CHICAGO – On June 8, 1953, then Philippine Secretary Oscar Tombo Castelo of the Departments of Justice and Defense left Manila for Korea but before boarding the plane, he called his nephew, Augusto Melencio, who was also an agent of the defense department, and his bodyguard Bienvenido “Ben Ulo” Mendoza to tell them, “Huwag lang hindi ninyo mapatay si (Manuel P.) Monroy bago ako dumating” (Don’t fail to kill Monroy before my return), to which Ben Ulo replied, “Huwag kang mag-alala, halos patay na siya” (Don’t you worry, he is as good as dead.)
On the night of June 15, 1953, while Secretary Castelo was in Korea, Ben Ulo and eight other henchmen carried out the murder of Monroy who was playing “mahjong” with his wife and two others in No. 18-C Gamboa Apartments on David St., Pasay City.
While the murder case was pending, Castelo went to the United States, but before his departure, he told Ben Ulo and Melencio, “Ben ang mga bata, ikaw na ang bahala sa kanila. Siguruhin mo lang ni walang magsasalita at delikado tayo” (Ben, take care of the boys, be sure nobody talks as we would be in danger).
A few weeks later, Florentino “Scarface” Suarez, the “potential squealer was killed mysteriously while Castelo was abroad again,” stated a per curiam decision of the majority decision of the Supreme Court, which convicted Castelo and seven others of “murder – qualified by premeditation — beyond reasonable doubt. There are aggravating circumstances, like nighttime, aid of armed men, etc., but for lack of sufficient votes, they are all sentenced to life imprisonment and ordered to indemnify the heirs of Monroy, jointly and severally, in the sum of six thousand pesos (P6,000.00), and to pay the costs.”
This Supreme Court decision handed down in 1964 when text messaging was decades away contradicts squarely a statement of President Duterte that because police Superintendent Marvin Marcos was not at the crime scene, Marcos’s police power should be restored to him. This chilled the spines of witnesses and investigators of his alleged crimes.
And if Marcos were to use his absence at the crime scene as an alibi, he would need to convince the Supreme Court to overturn the landmark case of People of the Philippines v. Castelo et al. (http://bit.ly/2tlmwGt) to depart from its ruling that the “act of one is the act of all” even if mastermind or conspirator were thousands of miles away from the crime scene.
The Philippine Senate was not pleased when the Department of Justice downgraded its recommendation from murder to homicide against Marcos and 18 others, who carried out the murder of a former Albuera (Leyte) Mayor Rolando Espinosa and his cellmate inside the jail. The killing was attended by aggravating circumstances as the offenders using their public position and abuse of confidence, the crime committed in the night time and in a band, the crime committed with aid of armed policemen who ensure or afford impunity, used superior strength or used or employed means to weaken the defense and the act committed with treachery.

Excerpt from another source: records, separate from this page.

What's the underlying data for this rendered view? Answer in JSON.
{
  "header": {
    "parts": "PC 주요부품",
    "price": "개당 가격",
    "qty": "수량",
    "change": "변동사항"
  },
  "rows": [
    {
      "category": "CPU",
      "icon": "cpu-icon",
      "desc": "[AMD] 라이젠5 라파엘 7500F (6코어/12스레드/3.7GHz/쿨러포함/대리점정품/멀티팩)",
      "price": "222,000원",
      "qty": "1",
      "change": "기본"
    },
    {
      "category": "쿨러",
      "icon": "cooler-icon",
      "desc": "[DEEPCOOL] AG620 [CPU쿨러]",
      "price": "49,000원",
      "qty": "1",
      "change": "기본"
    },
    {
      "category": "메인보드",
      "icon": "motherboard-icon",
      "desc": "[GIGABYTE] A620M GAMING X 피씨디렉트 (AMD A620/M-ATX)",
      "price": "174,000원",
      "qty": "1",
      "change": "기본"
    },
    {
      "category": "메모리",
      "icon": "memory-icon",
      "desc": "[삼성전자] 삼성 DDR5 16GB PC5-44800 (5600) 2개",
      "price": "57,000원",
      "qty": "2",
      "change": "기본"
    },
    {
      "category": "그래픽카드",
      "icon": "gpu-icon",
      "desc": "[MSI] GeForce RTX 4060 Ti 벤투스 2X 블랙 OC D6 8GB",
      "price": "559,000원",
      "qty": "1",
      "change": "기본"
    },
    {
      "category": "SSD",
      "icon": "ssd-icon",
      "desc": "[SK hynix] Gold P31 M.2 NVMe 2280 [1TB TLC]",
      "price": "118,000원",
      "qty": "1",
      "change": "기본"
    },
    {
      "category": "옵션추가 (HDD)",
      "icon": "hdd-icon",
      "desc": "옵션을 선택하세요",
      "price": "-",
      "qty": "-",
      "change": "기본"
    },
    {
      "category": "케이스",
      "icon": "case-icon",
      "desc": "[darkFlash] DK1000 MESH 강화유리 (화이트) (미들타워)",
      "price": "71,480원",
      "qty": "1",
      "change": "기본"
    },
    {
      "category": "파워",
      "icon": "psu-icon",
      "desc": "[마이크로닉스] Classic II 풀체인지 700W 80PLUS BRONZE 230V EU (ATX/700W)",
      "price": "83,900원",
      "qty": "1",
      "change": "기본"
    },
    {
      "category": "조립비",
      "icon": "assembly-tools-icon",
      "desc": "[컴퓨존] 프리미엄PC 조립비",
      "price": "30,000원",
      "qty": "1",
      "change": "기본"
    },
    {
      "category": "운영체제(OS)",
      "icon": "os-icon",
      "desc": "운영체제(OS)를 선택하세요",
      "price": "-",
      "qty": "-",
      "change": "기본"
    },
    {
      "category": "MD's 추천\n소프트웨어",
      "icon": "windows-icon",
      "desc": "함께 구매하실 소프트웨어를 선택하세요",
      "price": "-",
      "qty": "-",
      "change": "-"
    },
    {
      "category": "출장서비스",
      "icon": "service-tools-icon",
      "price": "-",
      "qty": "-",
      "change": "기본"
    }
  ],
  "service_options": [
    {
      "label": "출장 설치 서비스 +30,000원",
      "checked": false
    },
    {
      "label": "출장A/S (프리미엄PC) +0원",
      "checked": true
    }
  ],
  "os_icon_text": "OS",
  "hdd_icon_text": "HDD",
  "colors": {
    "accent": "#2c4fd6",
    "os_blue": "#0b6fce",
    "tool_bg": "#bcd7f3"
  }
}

The Senate may introduce a bill that would prevent any investigating agency, including such constitutional bodies as Ombudsman or the Department of Justice, from altering its findings of probable cause after a Senate panel had conducted an investigation on a certain case and had made a recommendation.
Any violation of such legislation can be grounds for removal from office either by impeachment if committed by Ombudsman or by filing of graft charges if committed by the Secretary of the Department of Justice or his subalterns.
The Senate Committee on Justice chaired by Sen. Richard Gordon concluded that the police involved in the operation committed obstruction of justice when the police operatives tried to conceal their involvement in the narcotics trade of Espinosa. The killing was attended by premeditation and abuse of authority.
Actually, the Senate, if it wants to let President Duterte stay on line, can initiate impeachment proceedings against the President for culpable violation of the Constitution. The proceedings can say that the President had abused his discretion after the Senate report criticized President Duterte for “micromanaging” the police as it said that the deaths of Espinoza and inmate Raul Yap could have been prevented had the order of Philippine National Police Chief Ronald de la Rosa to relieve the police officers were not rescinded by the President.
By countermanding De la Rosa’s order, President Duterte violated an article of the Constitution that says, “The President shall have control of all the executive departments, bureaus, and offices. He shall ensure that the laws be faithfully executed.”
“It is also worth noting that PSUPT (Marvin) Marcos and his men from CIDG-8 could have been prevented from doing their dastardly deed as they had been relieved by PNP Chief De la Rosa prior to November 05, 2016. Yet, as borne by the record and the testimony of the PNP Chief, his order was rescinded and Supt. Marcos’ team was reinstated by President Duterte,” said the report.
Sen. Panfilo Lacson, chair of the Senate panel on public order, said that Duterte’s order basically disregarded the “conspiracy angle” that the Senate panels discovered.